§ **WORK REQUEST**: Reprint all entries without any alteration.

§ **INFORMATION SHOWN**:
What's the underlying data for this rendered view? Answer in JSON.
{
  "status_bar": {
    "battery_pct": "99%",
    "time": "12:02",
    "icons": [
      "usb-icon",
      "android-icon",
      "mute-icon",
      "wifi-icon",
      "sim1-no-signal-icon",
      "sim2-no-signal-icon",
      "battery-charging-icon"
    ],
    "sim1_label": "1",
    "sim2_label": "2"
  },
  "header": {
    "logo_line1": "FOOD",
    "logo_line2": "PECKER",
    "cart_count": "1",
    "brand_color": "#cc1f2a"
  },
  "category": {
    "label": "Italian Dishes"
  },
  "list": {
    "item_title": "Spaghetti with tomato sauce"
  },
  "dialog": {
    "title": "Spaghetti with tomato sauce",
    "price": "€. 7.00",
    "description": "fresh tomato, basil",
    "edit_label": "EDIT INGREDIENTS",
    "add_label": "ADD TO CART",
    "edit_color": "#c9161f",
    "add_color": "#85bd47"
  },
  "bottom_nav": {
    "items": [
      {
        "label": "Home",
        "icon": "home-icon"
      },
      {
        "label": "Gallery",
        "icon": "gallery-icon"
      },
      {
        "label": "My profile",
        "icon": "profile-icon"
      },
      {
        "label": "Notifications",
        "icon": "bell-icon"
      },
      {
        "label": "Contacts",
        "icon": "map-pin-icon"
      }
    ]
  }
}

§ **RESPONSE TO THIS EXERCISE**:
What's the underlying data for this rendered view? Answer in JSON.
{
  "status_bar": {
    "battery_pct": "99%",
    "time": "12:02",
    "icons": [
      "usb-icon",
      "android-icon",
      "mute-icon",
      "wifi-icon",
      "sim1-no-signal-icon",
      "sim2-no-signal-icon",
      "battery-charging-icon"
    ],
    "sim1_label": "1",
    "sim2_label": "2"
  },
  "header": {
    "logo_line1": "FOOD",
    "logo_line2": "PECKER",
    "cart_count": "1",
    "brand_color": "#cc1f2a"
  },
  "category": {
    "label": "Italian Dishes"
  },
  "list": {
    "item_title": "Spaghetti with tomato sauce"
  },
  "dialog": {
    "title": "Spaghetti with tomato sauce",
    "price": "€. 7.00",
    "description": "fresh tomato, basil",
    "edit_label": "EDIT INGREDIENTS",
    "add_label": "ADD TO CART",
    "edit_color": "#c9161f",
    "add_color": "#85bd47"
  },
  "bottom_nav": {
    "items": [
      {
        "label": "Home",
        "icon": "home-icon"
      },
      {
        "label": "Gallery",
        "icon": "gallery-icon"
      },
      {
        "label": "My profile",
        "icon": "profile-icon"
      },
      {
        "label": "Notifications",
        "icon": "bell-icon"
      },
      {
        "label": "Contacts",
        "icon": "map-pin-icon"
      }
    ]
  }
}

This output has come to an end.